Final Activity Report Summary - MAGNET (Electronic structure and magnetic properties of strongly correlated transition metal materials)

Materials with strong electron correlations form a remarkable class of systems, with distinctive electronic properties, such as metal-insulator transitions or high-temperature superconductivity. Numerous examples of current interest include transition-metal oxides and rare-earth compounds. Conventional electronic structure methods usually fail to work properly for these materials. The present project aimed at the development and application of a powerful method, called the 'LDA+DMFT', which combined ab-initio band structure calculations with the dynamical mean-field theory, a many-body methodology to handle strong electron correlations. The target materials included several transition metal oxides, in particular vanadium dioxide and vanadium sesquioxide. The key interplay of structural aspects and electron correlations was revealed in both materials and a consistent description of their electronic structure was achieved during this project.

The recently developed LDA+DMFT approach, which was a combination of the dynamical mean field theory and the local density approximation was a powerful and promising tool in order to study from first principles the magnetic and electronic properties of strongly correlated materials. DMFT included the local aspects of electronic correlations in a fully dynamical manner. It was based on a mapping onto a single-site quantum impurity model supplemented by a self-consistency condition. The continuous time quantum Monte-Carlo was used for a solution of the quantum impurity model. This allowed describing the physics of the realistic compounds at experimental temperatures.

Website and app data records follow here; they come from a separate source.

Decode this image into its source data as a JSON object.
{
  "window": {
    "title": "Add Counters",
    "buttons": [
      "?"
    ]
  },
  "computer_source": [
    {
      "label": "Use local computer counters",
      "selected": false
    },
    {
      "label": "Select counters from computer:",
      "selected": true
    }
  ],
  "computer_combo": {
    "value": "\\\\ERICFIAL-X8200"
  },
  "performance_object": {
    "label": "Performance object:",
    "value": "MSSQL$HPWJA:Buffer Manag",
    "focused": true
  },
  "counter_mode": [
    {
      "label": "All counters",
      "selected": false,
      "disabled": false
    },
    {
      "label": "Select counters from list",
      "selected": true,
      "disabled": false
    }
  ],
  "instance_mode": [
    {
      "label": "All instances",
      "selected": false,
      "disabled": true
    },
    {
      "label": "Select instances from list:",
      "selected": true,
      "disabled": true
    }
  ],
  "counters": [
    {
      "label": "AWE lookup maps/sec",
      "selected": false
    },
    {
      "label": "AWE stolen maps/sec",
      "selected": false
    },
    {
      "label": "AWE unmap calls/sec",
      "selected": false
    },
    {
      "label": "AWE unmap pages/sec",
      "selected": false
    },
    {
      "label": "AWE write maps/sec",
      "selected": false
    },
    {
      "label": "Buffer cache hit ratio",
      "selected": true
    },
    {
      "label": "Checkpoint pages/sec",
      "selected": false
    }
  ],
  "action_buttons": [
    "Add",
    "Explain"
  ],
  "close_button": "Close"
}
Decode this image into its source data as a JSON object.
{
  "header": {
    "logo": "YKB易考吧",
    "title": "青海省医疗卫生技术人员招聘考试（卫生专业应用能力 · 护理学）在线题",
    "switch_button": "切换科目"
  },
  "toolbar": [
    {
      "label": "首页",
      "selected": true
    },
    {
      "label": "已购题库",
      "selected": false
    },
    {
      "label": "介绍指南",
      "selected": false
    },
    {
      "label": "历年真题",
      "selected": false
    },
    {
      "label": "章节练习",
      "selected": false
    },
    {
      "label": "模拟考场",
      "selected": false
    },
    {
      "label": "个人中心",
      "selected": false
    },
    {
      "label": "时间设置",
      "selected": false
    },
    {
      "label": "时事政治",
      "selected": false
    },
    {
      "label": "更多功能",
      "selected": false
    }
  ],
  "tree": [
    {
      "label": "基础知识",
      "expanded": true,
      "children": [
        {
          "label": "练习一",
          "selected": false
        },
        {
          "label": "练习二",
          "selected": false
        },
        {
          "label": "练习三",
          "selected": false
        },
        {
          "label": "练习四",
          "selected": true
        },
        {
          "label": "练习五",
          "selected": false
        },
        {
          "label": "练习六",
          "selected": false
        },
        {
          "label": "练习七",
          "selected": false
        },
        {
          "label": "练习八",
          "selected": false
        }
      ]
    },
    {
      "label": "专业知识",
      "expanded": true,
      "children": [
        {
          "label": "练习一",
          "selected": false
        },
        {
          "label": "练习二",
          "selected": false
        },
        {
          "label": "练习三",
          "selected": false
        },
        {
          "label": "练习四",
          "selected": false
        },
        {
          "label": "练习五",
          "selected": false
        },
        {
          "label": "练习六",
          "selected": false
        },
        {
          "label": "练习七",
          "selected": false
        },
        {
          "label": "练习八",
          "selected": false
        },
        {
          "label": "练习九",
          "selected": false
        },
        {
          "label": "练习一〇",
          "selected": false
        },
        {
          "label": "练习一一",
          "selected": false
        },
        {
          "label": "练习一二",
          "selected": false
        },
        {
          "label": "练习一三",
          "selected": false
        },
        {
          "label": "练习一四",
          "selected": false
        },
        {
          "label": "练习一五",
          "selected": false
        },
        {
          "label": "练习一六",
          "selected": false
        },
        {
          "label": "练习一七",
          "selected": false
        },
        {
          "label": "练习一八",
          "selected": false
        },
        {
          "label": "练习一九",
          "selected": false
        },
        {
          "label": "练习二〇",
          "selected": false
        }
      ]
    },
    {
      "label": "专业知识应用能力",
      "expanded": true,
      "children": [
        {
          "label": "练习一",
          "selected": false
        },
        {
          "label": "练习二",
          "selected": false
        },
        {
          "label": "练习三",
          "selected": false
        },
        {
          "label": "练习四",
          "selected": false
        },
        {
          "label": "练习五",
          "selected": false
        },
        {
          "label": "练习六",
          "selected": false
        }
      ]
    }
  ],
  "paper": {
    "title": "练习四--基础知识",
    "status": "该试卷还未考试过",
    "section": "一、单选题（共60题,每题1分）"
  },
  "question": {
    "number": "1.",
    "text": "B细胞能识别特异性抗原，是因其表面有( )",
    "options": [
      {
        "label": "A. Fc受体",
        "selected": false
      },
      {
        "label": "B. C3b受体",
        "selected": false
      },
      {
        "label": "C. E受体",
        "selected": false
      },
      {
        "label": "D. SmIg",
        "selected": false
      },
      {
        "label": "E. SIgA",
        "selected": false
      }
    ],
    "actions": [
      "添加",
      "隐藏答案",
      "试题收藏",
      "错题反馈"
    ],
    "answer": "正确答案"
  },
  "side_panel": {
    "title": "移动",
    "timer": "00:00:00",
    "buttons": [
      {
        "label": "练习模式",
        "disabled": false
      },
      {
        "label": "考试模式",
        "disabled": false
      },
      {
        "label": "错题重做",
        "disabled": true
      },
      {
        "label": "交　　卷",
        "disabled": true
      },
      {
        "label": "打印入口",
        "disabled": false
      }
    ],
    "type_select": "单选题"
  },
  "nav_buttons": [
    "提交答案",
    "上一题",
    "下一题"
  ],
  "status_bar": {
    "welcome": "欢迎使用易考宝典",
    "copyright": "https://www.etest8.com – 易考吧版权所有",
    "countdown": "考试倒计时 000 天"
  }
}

The LDA+DMFT method was successfully applied to the investigation of the electronic and magnetic properties of the titanium based perovskites, LaTiO3 and YTiO3, and vanadium oxides, V2O3 and VO2.

We found that for V2O3 the transition was driven by a correlation-induced enhancement of the crystal-field splitting within the t2g manifold, which resulted in a suppression of the hybridisation between the a1g and eg bands. The results were in good agreement with experimental findings and had predictive power. We also investigated a quarter-filled two-band Hubbard model involving a crystal-field splitting. The nature of the Mott metal-insulator transition was found to depend on the magnitude of the crystal-field splitting. At large values, a transition from a two-band to a one-band metal was first observed as the on-site repulsion was increased, followed by a Mott transition for the remaining band. At small values of the crystal-field splitting, a direct transition from a two-band metal to a Mott insulator with partial orbital polarisation was found, taking place simultaneously for both orbitals.